Such a model can be adapted to address systemic problems as well. Volunteer labor is a good stopgap to address the ongoing problem of agricultural labor shortages and idle farms in the western Negev, Israel’s breadbasket, but it’s not a long-term solution. A group of Israeli agricultural experts and Negev farmers called ReGrow Israel aims to solve the problem through a combination of investment in robotics and other labor-saving technologies, improved training of farmers, enhanced access to loans and grants, and amplification of best practices in the farming sector. These efforts would reduce dependence on foreign labor, improve production yields, and lead to greater profitability of the farms that feed Israel and provide valuable cash crops for trade.

Typically, such an industry-centered project would seek profit-minded investors. But ReGrow will need diverse types of funding, including loans, government grants, and philanthropic support, which can serve as “catalytic funding” to get new efforts off the ground. This web of financial backing removes some of the financial risk, creates a broader base of stakeholders and beneficiaries, and ties the project to the government’s own needs for more robust agricultural productivity. Such a model inspires hope that the project will succeed on all three outcomes, both for Israel and for farmers around the world who will benefit from the lessons learned.

Will this new philanthropic partnership model attract new and younger donors? I believe it will. After October 7, any American Jews who were previously hesitant about investing in Israel are more willing to take risks to support the country. They realize that Israel needs support and understand that the benefits will accrue far beyond Israel’s borders. By investing in Israel’s innovation ecosystem, philanthropists will help develop groundbreaking solutions to pressing global challenges in areas such as health care, renewable energy, cybersecurity, and environmental sustainability.

Through this kind of partnership and the relationships it will engender, Diaspora Jews will learn new things about Israel — and about themselves. In the days following October 7, a generation of young Israeli men and women raised in relative prosperity and security reacted with courage and heroism. More reservists responded after the attacks than had been called up; even those who had aged out of service or were ineligible for a variety of reasons wanted to fight for their homeland. Creative and tireless civilian volunteers also stepped up, ready and willing to meet the needs of the moment.

There is a lesson here for Diaspora Jews who feel besieged on their campuses and in their communities by antisemitic attacks and vitriol.
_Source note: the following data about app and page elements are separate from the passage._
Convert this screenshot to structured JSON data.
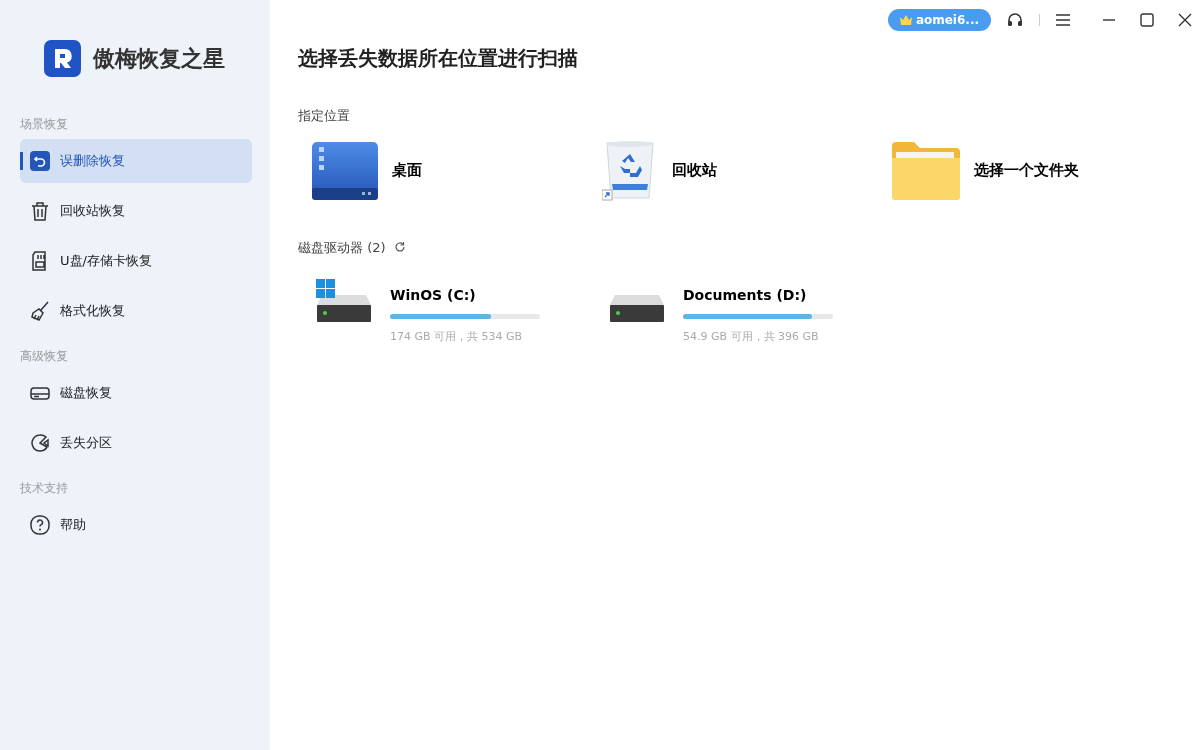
{
  "app": {
    "name": "傲梅恢复之星"
  },
  "sidebar": {
    "groups": [
      {
        "title": "场景恢复",
        "items": [
          {
            "label": "误删除恢复",
            "kind": "undo",
            "selected": true
          },
          {
            "label": "回收站恢复",
            "kind": "trash",
            "selected": false
          },
          {
            "label": "U盘/存储卡恢复",
            "kind": "card",
            "selected": false
          },
          {
            "label": "格式化恢复",
            "kind": "broom",
            "selected": false
          }
        ]
      },
      {
        "title": "高级恢复",
        "items": [
          {
            "label": "磁盘恢复",
            "kind": "disk",
            "selected": false
          },
          {
            "label": "丢失分区",
            "kind": "partition",
            "selected": false
          }
        ]
      },
      {
        "title": "技术支持",
        "items": [
          {
            "label": "帮助",
            "kind": "help",
            "selected": false
          }
        ]
      }
    ]
  },
  "titlebar": {
    "account": "aomei6..."
  },
  "heading": "选择丢失数据所在位置进行扫描",
  "locations": {
    "title": "指定位置",
    "items": [
      {
        "label": "桌面",
        "kind": "desktop"
      },
      {
        "label": "回收站",
        "kind": "recycle"
      },
      {
        "label": "选择一个文件夹",
        "kind": "folder"
      }
    ]
  },
  "drives": {
    "title": "磁盘驱动器 (2)",
    "items": [
      {
        "name": "WinOS (C:)",
        "kind": "system",
        "level": 0.67,
        "reading": "174 GB 可用，共 534 GB"
      },
      {
        "name": "Documents (D:)",
        "kind": "data",
        "level": 0.86,
        "reading": "54.9 GB 可用，共 396 GB"
      }
    ]
  }
}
The example set by Israelis should embolden us. Their willingness to sacrifice and fight when it matters most is an inspiration and a reminder of the stakes involved.

The late Rabbi Lord Jonathan Sacks once wrote:

To be a Jew is to be part of the most remarkable story ever lived, by any people, covering more countries, more adverse circumstances, more triumph and tragedies than any other story. Every one of us has a chapter to write in that story and hand the book on. That is what it is to be a Jew.

The surge in antisemitism and anti-Israel sentiment following October 7 has made it clearer than ever that the fates of Israel and global Jewry are intertwined. We all need to participate in what happens next. We all have a role to play: donating, volunteering, investing, learning Hebrew, becoming activists, and living proud and vibrant Jewish lives, wherever we live.

This is an extraordinary time in Jewish history, when Israel exists as a sovereign nation. Israel needs our support and partnership as much as it ever has — and we need Israel just as much.